FCA Policy Statement: Changes to the SCA-RTS and to the guidance in ‘Payment Services and Electronic Money - Our Approach’ and the Perimeter Guidance Manual (PS21/19)
Perimeter Guidance (Payment Services) Instrument 2021 (FCA 2021/44)
Technical Standards on Strong Customer Authentication and Common and Secure Methods of Communication (Amendment) (No 2) Instrument 2021 (FCA 2021/45)
Mortgage Prisoners Review published by FCA - 29 November 2021
The FCA has published its Mortgage Prisoners Review (CP 576) which aimed to look in more detail at the characteristics of mortgage prisoners and review the effect of recent regulatory interventions to remove barriers to switching. Mortgage prisoners are defined as borrowers who, despite being up to date with payments, cannot switch when it might benefit them to do so because they have loan and/or borrower characteristics that are outside current lender risk appetite.
The review sets out the loan and borrower characteristics of 195,000 mortgages in closed books with inactive firms. The FCA’s estimates that, of these borrowers, 47,000 are mortgage prisoners.
Appraising the impact of its regulatory interventions to date, the FCA observed that it had expected the flexibility provided by the modified affordability assessment to have enabled more borrowers to switch. The intra-group switching rule, which addresses situations where a borrower has a mortgage in a closed book and wants to switch to a new deal with an active lender in the same financial group as their current provider, seems to have been met with more success.
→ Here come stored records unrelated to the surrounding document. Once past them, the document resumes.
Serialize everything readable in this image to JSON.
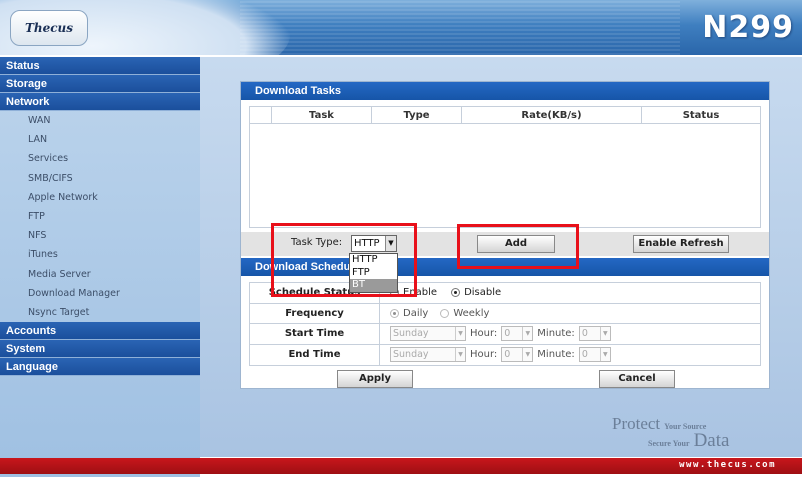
{
  "header": {
    "logo_text": "Thecus",
    "model": "N299"
  },
  "sidebar": {
    "sections": [
      {
        "label": "Status"
      },
      {
        "label": "Storage"
      },
      {
        "label": "Network"
      }
    ],
    "network_items": [
      {
        "label": "WAN"
      },
      {
        "label": "LAN"
      },
      {
        "label": "Services"
      },
      {
        "label": "SMB/CIFS"
      },
      {
        "label": "Apple Network"
      },
      {
        "label": "FTP"
      },
      {
        "label": "NFS"
      },
      {
        "label": "iTunes"
      },
      {
        "label": "Media Server"
      },
      {
        "label": "Download Manager"
      },
      {
        "label": "Nsync Target"
      }
    ],
    "bottom_sections": [
      {
        "label": "Accounts"
      },
      {
        "label": "System"
      },
      {
        "label": "Language"
      }
    ]
  },
  "download_tasks": {
    "title": "Download Tasks",
    "columns": [
      "Task",
      "Type",
      "Rate(KB/s)",
      "Status"
    ]
  },
  "toolbar": {
    "task_type_label": "Task Type:",
    "task_type_value": "HTTP",
    "task_type_options": [
      "HTTP",
      "FTP",
      "BT"
    ],
    "add_label": "Add",
    "enable_refresh_label": "Enable Refresh"
  },
  "schedule": {
    "title": "Download Schedule",
    "rows": {
      "status": {
        "label": "Schedule Status",
        "enable": "Enable",
        "disable": "Disable",
        "selected": "Disable"
      },
      "frequency": {
        "label": "Frequency",
        "daily": "Daily",
        "weekly": "Weekly",
        "selected": "Daily"
      },
      "start": {
        "label": "Start Time",
        "day": "Sunday",
        "hour_label": "Hour:",
        "hour": "0",
        "minute_label": "Minute:",
        "minute": "0"
      },
      "end": {
        "label": "End Time",
        "day": "Sunday",
        "hour_label": "Hour:",
        "hour": "0",
        "minute_label": "Minute:",
        "minute": "0"
      }
    }
  },
  "buttons": {
    "apply": "Apply",
    "cancel": "Cancel"
  },
  "footer": {
    "tagline_1": "Protect",
    "tagline_2": "Your Source",
    "tagline_3": "Secure Your",
    "tagline_4": "Data",
    "url": "www.thecus.com"
  },
  "colors": {
    "header_blue": "#2a66aa",
    "section_blue": "#1b4f9c",
    "highlight_red": "#e8101a",
    "footer_red": "#c8161c"
  }
}
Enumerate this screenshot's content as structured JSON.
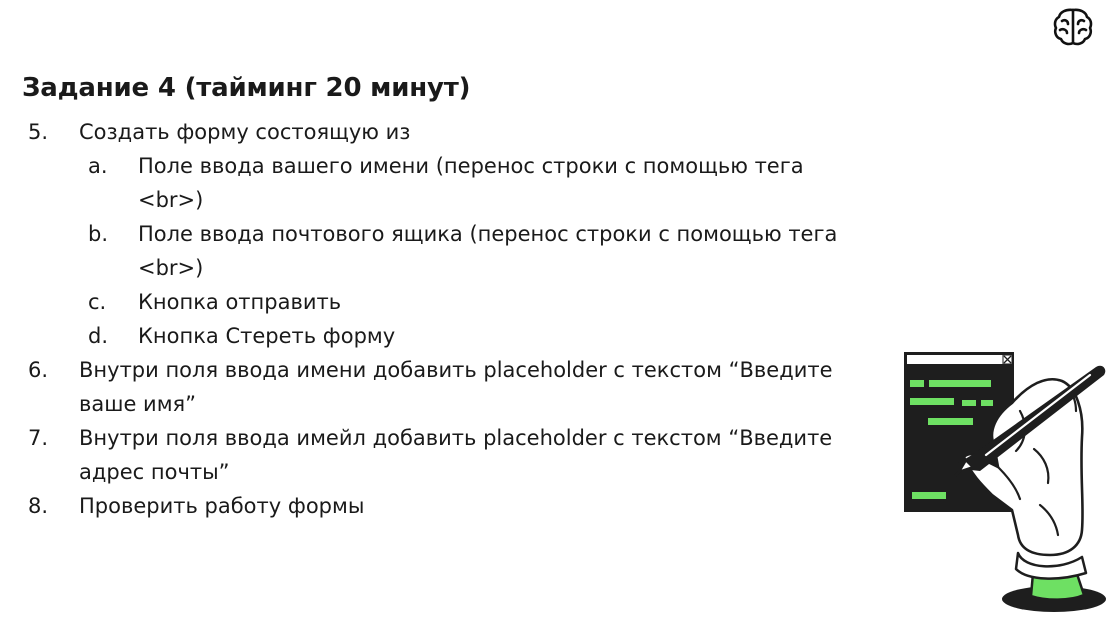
{
  "slide": {
    "logo_icon": "brain-icon",
    "title": "Задание 4 (тайминг 20 минут)",
    "items": [
      {
        "num": "5.",
        "level": 1,
        "lines": [
          "Создать форму состоящую из"
        ]
      },
      {
        "num": "a.",
        "level": 2,
        "lines": [
          "Поле ввода вашего имени (перенос строки с помощью тега",
          "<br>)"
        ]
      },
      {
        "num": "b.",
        "level": 2,
        "lines": [
          "Поле ввода почтового ящика (перенос строки с помощью тега",
          "<br>)"
        ]
      },
      {
        "num": "c.",
        "level": 2,
        "lines": [
          "Кнопка отправить"
        ]
      },
      {
        "num": "d.",
        "level": 2,
        "lines": [
          "Кнопка Стереть форму"
        ]
      },
      {
        "num": "6.",
        "level": 1,
        "lines": [
          "Внутри поля ввода имени добавить placeholder с текстом “Введите",
          "ваше имя”"
        ]
      },
      {
        "num": "7.",
        "level": 1,
        "lines": [
          "Внутри поля ввода имейл добавить placeholder с текстом “Введите",
          "адрес почты”"
        ]
      },
      {
        "num": "8.",
        "level": 1,
        "lines": [
          "Проверить работу формы"
        ]
      }
    ],
    "illustration_icon": "hand-writing-code-illustration",
    "colors": {
      "accent": "#6ee063",
      "dark": "#1e1e1e",
      "text": "#1a1a1a"
    }
  }
}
The FCA states that, aligned with its proposals for a new ‘consumer duty’, it wants to see a mortgage market that provides good outcomes for all borrowers. To achieve this goal the FCA will, among other things, carry out work to further understand the issues facing borrowers (in both closed and active books) who have interest-only or part repayment mortgages and who do not have a credible strategy to repay the capital borrowed at the end of the mortgage term.
The government and industry will use the review to consider further practical and proportionate solutions for mortgage prisoners.
FCA: Mortgage Prisoners Review (CP 576)
Annex 1: Closed book mortgages - segmentation analysis
Annex 2: Closed book mortgages with inactive firms